March 6, 2024 - 3:30pm

We are a badly governed country and every Budget only confirms it. It has reached the point where we would be better off scrapping the entire charade and simply have the Treasury inform us by press release every time it decides to change one measure or another.

The whole thing seems to become more and more unreal with each passing year, the drama intensifying as the actual impact of the event seems to diminish. This was a Budget for “growth not sustained by migration”, Chancellor Jeremy Hunt announced in the House of Commons — at the very moment he boasted about new higher growth forecasts which are largely a result of immigration because, in reality, we’re all still getting poorer.

But it wasn’t only that. Hunt spoke of cutting taxes just as they are rising; of debt falling when it is growing; and of radical new plans to improve public sector productivity, when this has been the Government plan for a quarter of a century.

The biggest measure in the Budget had been trailed: a 2p cut in national insurance. Other announcements included allowing more middle-class parents to keep their child benefit payments, freezing fuel and alcohol duties (again) and, bizarrely, cutting the amount of tax paid on second homes.

What did it all amount to? What was the story the Chancellor was trying to tell? As far as I can tell, it was something like this: having tamed inflation, we can now afford to cut taxes for families and businesses without having to make any cuts in public services because we will bring back growth in the economy. Oh, and it will be “long-term” growth that will be spread across the whole country and will not be dependent on migration.

In a sense, it was a melange of all the messages we’ve had over the past 13 years of Conservative rule, an attempt to bring all the various strands together before the next election. But what is the strategy underneath, the great plan to make Britain prosperous again? Long-term investment seems to be the new answer, 13 years into its time in office.

Will the Budget be enough to save the Tories at the next election? The benches behind Hunt did not seem overjoyed with what they heard. The real problem, though, is not that it is too little: it is that it is too late and too obviously untrue.

The underlying reality of the British economy, the real story going into the next election, is one in which taxes are at a record high, living standards falling, growth anaemic, migration at record highs and public services clearly decaying.

And what did Hunt really announce today? He shifted the burden of taxation marginally away from workers and the middle classes while leaving much largely as it was. Spending on public services will not move — once immigration is taken into account — while debt will remain just as high as it was and the tax burden will inch up still further. Meanwhile, the country will continue to age.

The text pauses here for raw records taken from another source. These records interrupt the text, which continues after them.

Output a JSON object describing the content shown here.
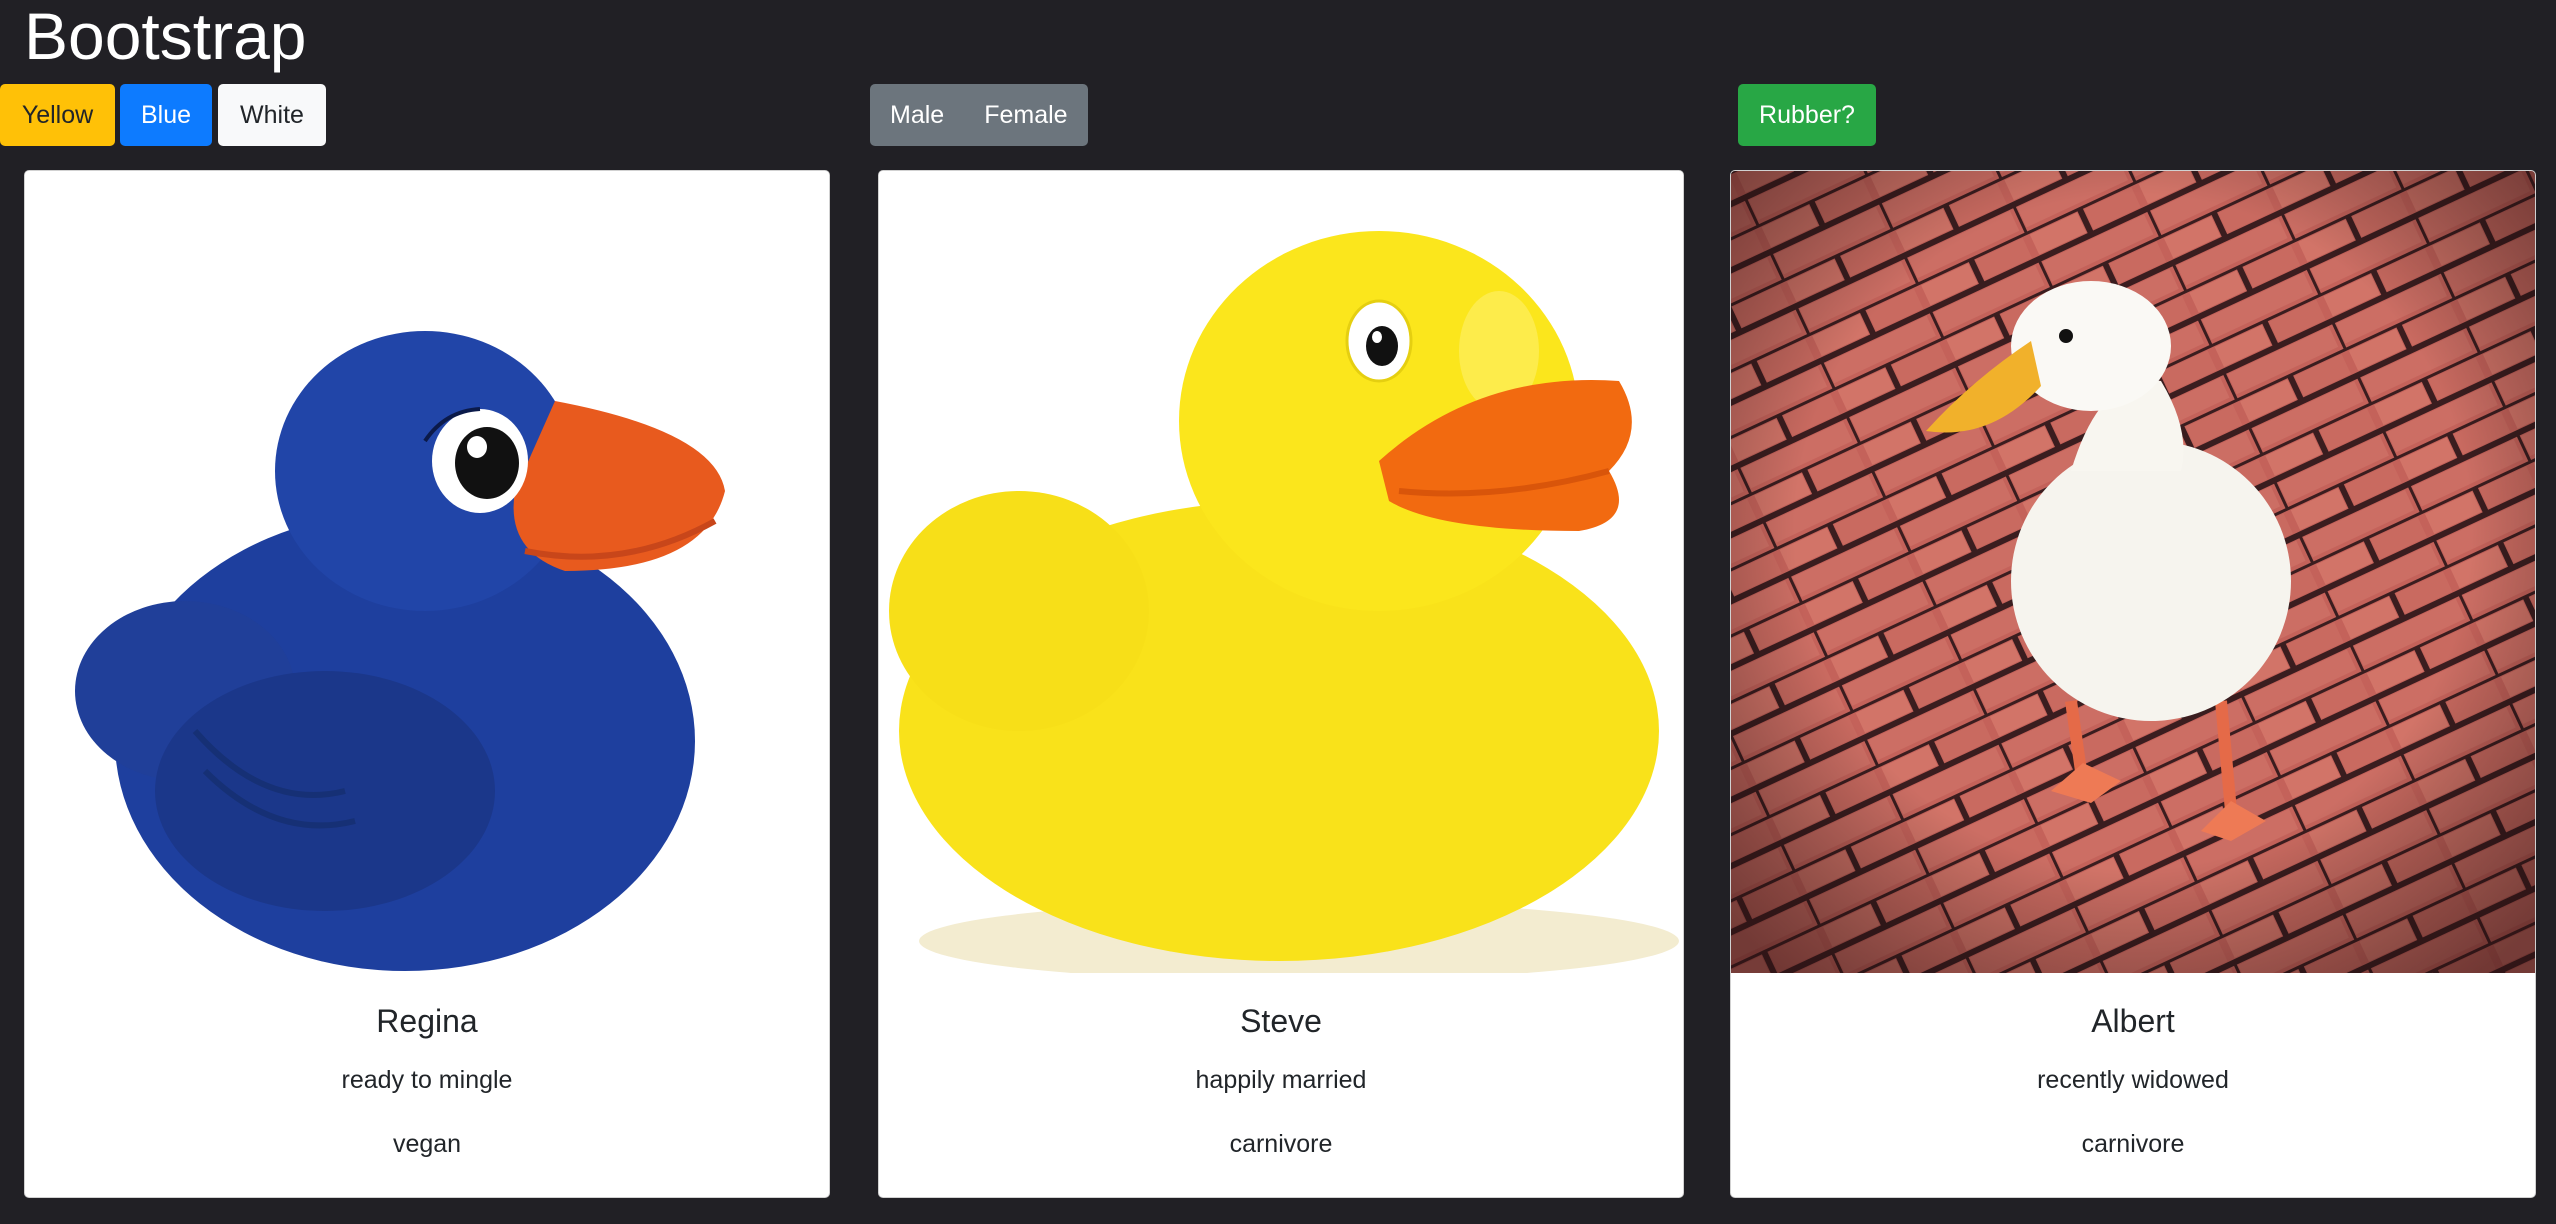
{
  "header": {
    "title": "Bootstrap"
  },
  "filters": {
    "colors": {
      "yellow_label": "Yellow",
      "blue_label": "Blue",
      "white_label": "White"
    },
    "gender": {
      "male_label": "Male",
      "female_label": "Female"
    },
    "rubber_label": "Rubber?"
  },
  "theme": {
    "background": "#212025",
    "yellow": "#ffc107",
    "blue": "#0d7bff",
    "white": "#f8f9fa",
    "secondary": "#6c757d",
    "success": "#28a745"
  },
  "cards": [
    {
      "name": "Regina",
      "status": "ready to mingle",
      "diet": "vegan",
      "image": "blue-rubber-duck-image"
    },
    {
      "name": "Steve",
      "status": "happily married",
      "diet": "carnivore",
      "image": "yellow-rubber-duck-image"
    },
    {
      "name": "Albert",
      "status": "recently widowed",
      "diet": "carnivore",
      "image": "white-duck-on-bricks-image"
    }
  ]
}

This was not a Budget to win an election. Perhaps Hunt will have one last shot before polling day after all.

is UnHerd’s Political Editor. He is the author of Betting The House: The Inside Story of the 2017 Election.